2020 Educator of Excellence: Beth Warner

Elizabeth Warner WEB

Elizabeth (Beth) Warner always knew she wanted to be a teacher. From the time she was in kindergarten, she woudl draw herself as a teacher and was always playing pretend school. But as she got older, she recognized a disparity in the education sector that only added fuel to her fire.

“I think what made me want to teach in a context like Memphis is I went to a title one school in Dallas, and then we moved mid-year to Erie, Pennsylvania. [My new school was in] an affluent district and there were Mac books and brand new textbooks everywhere. I was so angry as a 13-year-old that my friends in Dallas were having to sit on the air conditioner because there weren't enough desks, textbooks were falling apart, and we didn't have computers. Then I moved and I'm getting this quality education just because my parents just decided to move us for my dad's job? That made me really angry, and I didn't now what to do about it. I knew I wanted to be a teacher, and I told myself I would go back to a school like the one I left because I felt like it was where I needed to be so.... here I am! I think what parents can afford for their kids shouldn't affect they way that their education is - especially in the same city.”
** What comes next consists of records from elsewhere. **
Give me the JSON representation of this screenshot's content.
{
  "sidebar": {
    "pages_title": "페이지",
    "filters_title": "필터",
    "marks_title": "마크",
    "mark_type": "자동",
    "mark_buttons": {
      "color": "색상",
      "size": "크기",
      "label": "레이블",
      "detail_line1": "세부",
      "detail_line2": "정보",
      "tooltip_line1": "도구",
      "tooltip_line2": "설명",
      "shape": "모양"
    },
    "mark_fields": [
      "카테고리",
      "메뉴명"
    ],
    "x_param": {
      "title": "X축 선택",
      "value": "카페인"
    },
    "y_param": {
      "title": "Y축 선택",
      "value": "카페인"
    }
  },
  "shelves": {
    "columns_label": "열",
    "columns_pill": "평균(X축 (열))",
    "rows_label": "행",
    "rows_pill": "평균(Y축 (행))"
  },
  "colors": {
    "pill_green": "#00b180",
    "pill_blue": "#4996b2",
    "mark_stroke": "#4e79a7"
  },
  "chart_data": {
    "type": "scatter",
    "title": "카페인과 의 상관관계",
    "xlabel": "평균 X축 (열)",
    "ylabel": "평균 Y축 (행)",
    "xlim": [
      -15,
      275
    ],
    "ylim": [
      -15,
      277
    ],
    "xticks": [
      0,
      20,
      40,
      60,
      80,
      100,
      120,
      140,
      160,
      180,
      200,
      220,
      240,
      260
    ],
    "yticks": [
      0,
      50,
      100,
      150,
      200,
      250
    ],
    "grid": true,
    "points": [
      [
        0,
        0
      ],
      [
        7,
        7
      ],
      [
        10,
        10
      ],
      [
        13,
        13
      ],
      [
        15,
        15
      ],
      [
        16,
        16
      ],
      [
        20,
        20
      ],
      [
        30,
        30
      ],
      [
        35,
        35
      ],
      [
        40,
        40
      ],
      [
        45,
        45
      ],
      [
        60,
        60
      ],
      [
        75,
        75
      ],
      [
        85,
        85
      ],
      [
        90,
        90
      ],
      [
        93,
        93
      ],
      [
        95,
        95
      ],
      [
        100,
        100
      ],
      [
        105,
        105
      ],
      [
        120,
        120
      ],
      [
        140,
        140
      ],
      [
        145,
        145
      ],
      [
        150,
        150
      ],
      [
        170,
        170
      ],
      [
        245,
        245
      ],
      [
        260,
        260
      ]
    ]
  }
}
As a 10th grade English teacher at Whitehaven High School, Warner puts an emphasis on social and emotional learning in her classroom, making sure that that aspect isn’t lost in the high school setting.

In terms of her own professional development, she explains that leaning on other teachers has been a huge help.

“I've grown as an educator through collaboration in so many ways. But it's mostly that if you're an island there's only so many things that your instincts tell you to do. When you start to talk to people who have different personalities, who have different instincts, there's even just a shift in just the way that you say something that clicks with more kids. And so I've learned from older teachers what they say, and test prep, and so many things that are just skills that you don't think about. I think it also encourages me to really be on top of things because I know that if I'm asking people for help, they're eventually come back to me and ask. And so it's helped me be able to articulate what I'm doing better, it's helped me kind of let go of well this is my worksheet and I worked really hard on it, and it's like well what's the point of the worksheet? the point of the worksheet is to help kids. and so if I can share that with a colleague and do the same thing, then we're both growing because I'm able to explain it and they're able to use it.”

This year, Warner is developing hers skills in patience and giving herself and her students a lot more grace. With virtual learning, they’re all learning together. So whether it’s asking fun “random” questions to begin each class or little “brain breaks” throughout the day, she’s continuing to build those relationships with her students, one Zoom call at a time!